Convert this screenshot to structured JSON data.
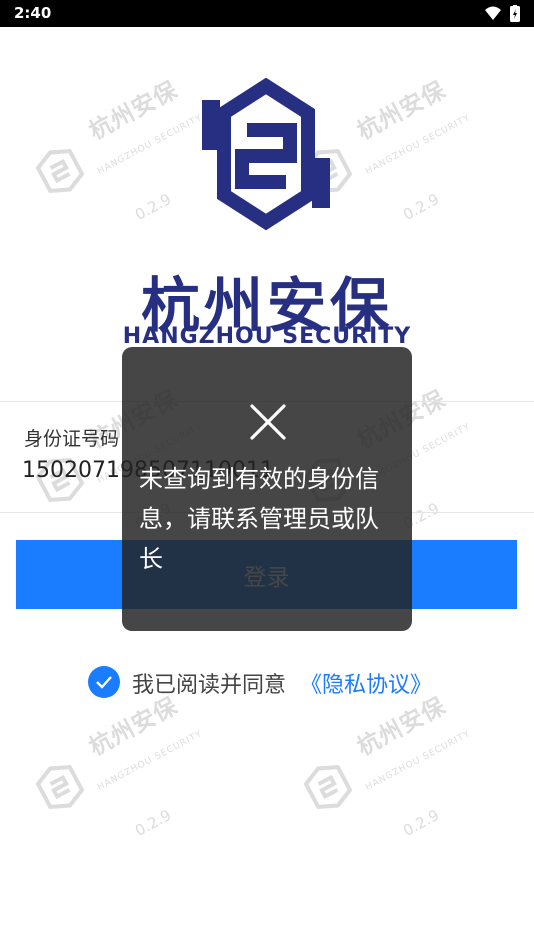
{
  "status_bar": {
    "time": "2:40",
    "icons": [
      "wifi-icon",
      "battery-charging-icon"
    ]
  },
  "watermark": {
    "name_cn": "杭州安保",
    "name_en": "HANGZHOU SECURITY",
    "version": "0.2.9"
  },
  "brand": {
    "name_cn": "杭州安保",
    "name_en": "HANGZHOU SECURITY",
    "color": "#262f82"
  },
  "form": {
    "id_label": "身份证号码",
    "id_value": "150207198507110011"
  },
  "login": {
    "label": "登录",
    "color": "#1a7cff"
  },
  "agreement": {
    "checked": true,
    "text": "我已阅读并同意",
    "link": "《隐私协议》"
  },
  "toast": {
    "icon": "close-icon",
    "message": "未查询到有效的身份信息，请联系管理员或队长"
  }
}
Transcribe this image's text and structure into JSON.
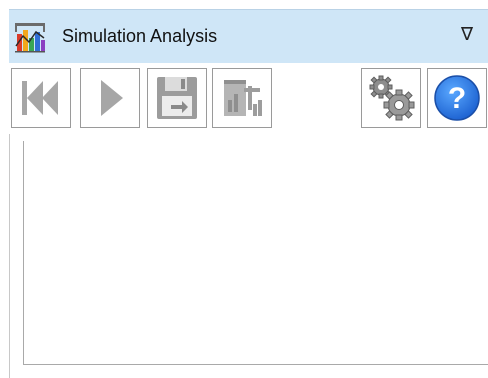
{
  "window": {
    "title": "Simulation Analysis",
    "menu_glyph": "∇",
    "icon": "chart-app-icon"
  },
  "toolbar": {
    "buttons": [
      {
        "name": "first-frame-button",
        "icon": "skip-to-start-icon",
        "enabled": false
      },
      {
        "name": "play-button",
        "icon": "play-icon",
        "enabled": false
      },
      {
        "name": "save-button",
        "icon": "floppy-disk-icon",
        "enabled": false
      },
      {
        "name": "export-button",
        "icon": "export-chart-icon",
        "enabled": false
      },
      {
        "name": "settings-button",
        "icon": "gears-icon",
        "enabled": true
      },
      {
        "name": "help-button",
        "icon": "help-icon",
        "enabled": true,
        "glyph": "?"
      }
    ]
  },
  "colors": {
    "titlebar_bg": "#cfe6f7",
    "disabled_icon": "#a6a6a6",
    "help_blue": "#1e73d8"
  }
}
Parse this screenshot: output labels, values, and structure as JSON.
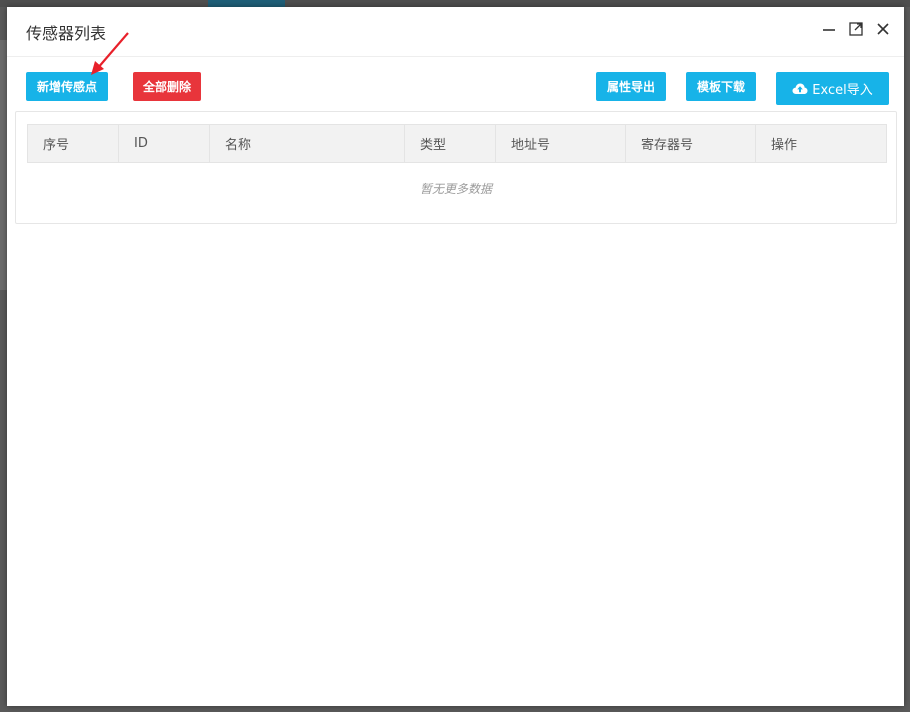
{
  "dialog": {
    "title": "传感器列表"
  },
  "window_controls": [
    {
      "name": "minimize-icon"
    },
    {
      "name": "maximize-icon"
    },
    {
      "name": "close-icon"
    }
  ],
  "toolbar": {
    "add_label": "新增传感点",
    "delete_all_label": "全部删除",
    "export_props_label": "属性导出",
    "template_download_label": "模板下载",
    "excel_import_label": "Excel导入",
    "excel_import_icon": "cloud-upload-icon"
  },
  "table": {
    "columns": [
      "序号",
      "ID",
      "名称",
      "类型",
      "地址号",
      "寄存器号",
      "操作"
    ],
    "empty_text": "暂无更多数据"
  },
  "colors": {
    "primary": "#17b3e8",
    "danger": "#e8353b",
    "annotation_arrow": "#e8202a"
  }
}
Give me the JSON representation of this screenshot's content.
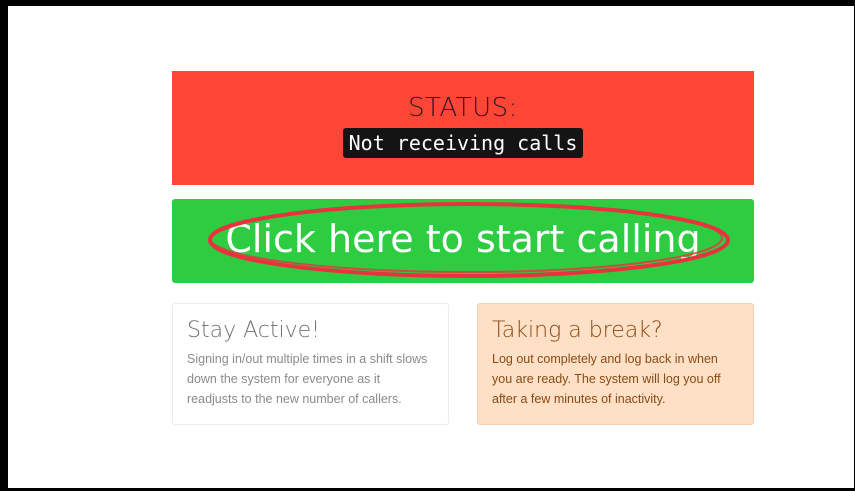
{
  "status": {
    "heading": "STATUS:",
    "value": "Not receiving calls"
  },
  "call_button": {
    "label": "Click here to start calling"
  },
  "cards": [
    {
      "title": "Stay Active!",
      "text": "Signing in/out multiple times in a shift slows down the system for everyone as it readjusts to the new number of callers."
    },
    {
      "title": "Taking a break?",
      "text": "Log out completely and log back in when you are ready. The system will log you off after a few minutes of inactivity."
    }
  ],
  "colors": {
    "status_bg": "#ff4535",
    "call_button_bg": "#2ecc40",
    "annotation": "#e8333f",
    "break_card_bg": "#fde0c6",
    "break_card_text": "#8a4a14"
  }
}
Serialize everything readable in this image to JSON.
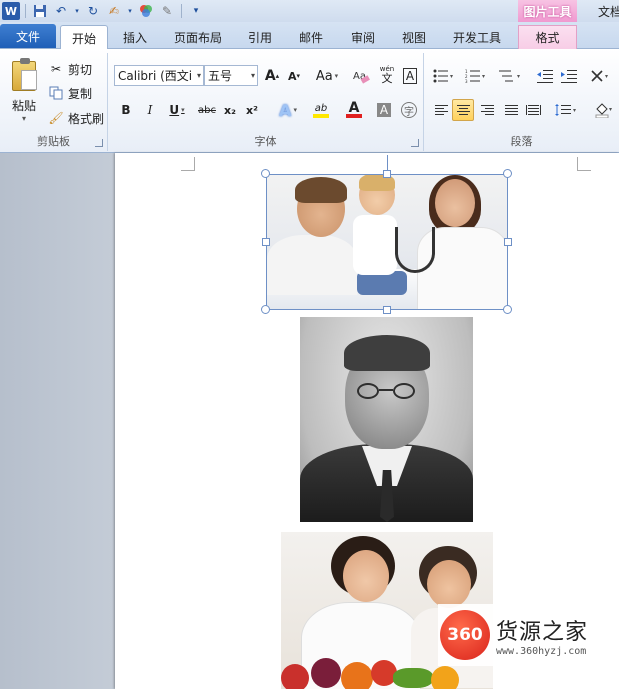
{
  "qat": {
    "app_icon": "W",
    "icons": [
      "save-icon",
      "undo-icon",
      "redo-icon",
      "format-painter-icon",
      "color-icon",
      "clear-icon",
      "customize-icon"
    ]
  },
  "title": {
    "context_header": "图片工具",
    "document_title": "文档"
  },
  "tabs": [
    {
      "label": "文件"
    },
    {
      "label": "开始"
    },
    {
      "label": "插入"
    },
    {
      "label": "页面布局"
    },
    {
      "label": "引用"
    },
    {
      "label": "邮件"
    },
    {
      "label": "审阅"
    },
    {
      "label": "视图"
    },
    {
      "label": "开发工具"
    },
    {
      "label": "格式"
    }
  ],
  "clipboard": {
    "paste_label": "粘贴",
    "cut_label": "剪切",
    "copy_label": "复制",
    "format_painter_label": "格式刷",
    "group_label": "剪贴板"
  },
  "font": {
    "font_name": "Calibri (西文i",
    "font_size": "五号",
    "grow": "A",
    "shrink": "A",
    "change_case": "Aa",
    "phonetic": "wén",
    "border_char": "A",
    "bold": "B",
    "italic": "I",
    "underline": "U",
    "strikethrough": "abc",
    "subscript": "x₂",
    "superscript": "x²",
    "text_effect": "A",
    "highlight": "ab",
    "font_color": "A",
    "char_shading": "A",
    "enclose": "字",
    "group_label": "字体"
  },
  "paragraph": {
    "group_label": "段落",
    "align_selected": "center"
  },
  "watermark": {
    "logo_text": "360",
    "title": "货源之家",
    "url": "www.360hyzj.com"
  },
  "colors": {
    "file_tab": "#2a6bc5",
    "context_tab": "#f09ad0",
    "selection": "#6e90c6",
    "highlight_yellow": "#ffe800",
    "font_red": "#e02020",
    "watermark_red": "#d9231b"
  }
}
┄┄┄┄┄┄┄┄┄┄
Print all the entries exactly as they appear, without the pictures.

Convert this screenshot to structured JSON data.
{
  "status_bar": {
    "time": "2:40",
    "icons": [
      "wifi-icon",
      "battery-charging-icon"
    ]
  },
  "watermark": {
    "name_cn": "杭州安保",
    "name_en": "HANGZHOU SECURITY",
    "version": "0.2.9"
  },
  "brand": {
    "name_cn": "杭州安保",
    "name_en": "HANGZHOU SECURITY",
    "color": "#262f82"
  },
  "form": {
    "id_label": "身份证号码",
    "id_value": "150207198507110011"
  },
  "login": {
    "label": "登录",
    "color": "#1a7cff"
  },
  "agreement": {
    "checked": true,
    "text": "我已阅读并同意",
    "link": "《隐私协议》"
  },
  "toast": {
    "icon": "close-icon",
    "message": "未查询到有效的身份信息，请联系管理员或队长"
  }
}
Transcribe this image's text and structure into JSON.
{
  "window": {
    "title": "Simulation Analysis",
    "menu_glyph": "∇",
    "icon": "chart-app-icon"
  },
  "toolbar": {
    "buttons": [
      {
        "name": "first-frame-button",
        "icon": "skip-to-start-icon",
        "enabled": false
      },
      {
        "name": "play-button",
        "icon": "play-icon",
        "enabled": false
      },
      {
        "name": "save-button",
        "icon": "floppy-disk-icon",
        "enabled": false
      },
      {
        "name": "export-button",
        "icon": "export-chart-icon",
        "enabled": false
      },
      {
        "name": "settings-button",
        "icon": "gears-icon",
        "enabled": true
      },
      {
        "name": "help-button",
        "icon": "help-icon",
        "enabled": true,
        "glyph": "?"
      }
    ]
  },
  "colors": {
    "titlebar_bg": "#cfe6f7",
    "disabled_icon": "#a6a6a6",
    "help_blue": "#1e73d8"
  }
}
Parse this screenshot: output labels, values, and structure as JSON.
{
  "dialog": {
    "title": "传感器列表"
  },
  "window_controls": [
    {
      "name": "minimize-icon"
    },
    {
      "name": "maximize-icon"
    },
    {
      "name": "close-icon"
    }
  ],
  "toolbar": {
    "add_label": "新增传感点",
    "delete_all_label": "全部删除",
    "export_props_label": "属性导出",
    "template_download_label": "模板下载",
    "excel_import_label": "Excel导入",
    "excel_import_icon": "cloud-upload-icon"
  },
  "table": {
    "columns": [
      "序号",
      "ID",
      "名称",
      "类型",
      "地址号",
      "寄存器号",
      "操作"
    ],
    "empty_text": "暂无更多数据"
  },
  "colors": {
    "primary": "#17b3e8",
    "danger": "#e8353b",
    "annotation_arrow": "#e8202a"
  }
}
Give me the JSON representation of this screenshot's content.
{
  "status": {
    "heading": "STATUS:",
    "value": "Not receiving calls"
  },
  "call_button": {
    "label": "Click here to start calling"
  },
  "cards": [
    {
      "title": "Stay Active!",
      "text": "Signing in/out multiple times in a shift slows down the system for everyone as it readjusts to the new number of callers."
    },
    {
      "title": "Taking a break?",
      "text": "Log out completely and log back in when you are ready. The system will log you off after a few minutes of inactivity."
    }
  ],
  "colors": {
    "status_bg": "#ff4535",
    "call_button_bg": "#2ecc40",
    "annotation": "#e8333f",
    "break_card_bg": "#fde0c6",
    "break_card_text": "#8a4a14"
  }
}
Serialize everything readable in this image to JSON.
{
  "qat": {
    "app_icon": "W",
    "icons": [
      "save-icon",
      "undo-icon",
      "redo-icon",
      "format-painter-icon",
      "color-icon",
      "clear-icon",
      "customize-icon"
    ]
  },
  "title": {
    "context_header": "图片工具",
    "document_title": "文档"
  },
  "tabs": [
    {
      "label": "文件"
    },
    {
      "label": "开始"
    },
    {
      "label": "插入"
    },
    {
      "label": "页面布局"
    },
    {
      "label": "引用"
    },
    {
      "label": "邮件"
    },
    {
      "label": "审阅"
    },
    {
      "label": "视图"
    },
    {
      "label": "开发工具"
    },
    {
      "label": "格式"
    }
  ],
  "clipboard": {
    "paste_label": "粘贴",
    "cut_label": "剪切",
    "copy_label": "复制",
    "format_painter_label": "格式刷",
    "group_label": "剪贴板"
  },
  "font": {
    "font_name": "Calibri (西文i",
    "font_size": "五号",
    "grow": "A",
    "shrink": "A",
    "change_case": "Aa",
    "phonetic": "wén",
    "border_char": "A",
    "bold": "B",
    "italic": "I",
    "underline": "U",
    "strikethrough": "abc",
    "subscript": "x₂",
    "superscript": "x²",
    "text_effect": "A",
    "highlight": "ab",
    "font_color": "A",
    "char_shading": "A",
    "enclose": "字",
    "group_label": "字体"
  },
  "paragraph": {
    "group_label": "段落",
    "align_selected": "center"
  },
  "watermark": {
    "logo_text": "360",
    "title": "货源之家",
    "url": "www.360hyzj.com"
  },
  "colors": {
    "file_tab": "#2a6bc5",
    "context_tab": "#f09ad0",
    "selection": "#6e90c6",
    "highlight_yellow": "#ffe800",
    "font_red": "#e02020",
    "watermark_red": "#d9231b"
  }
}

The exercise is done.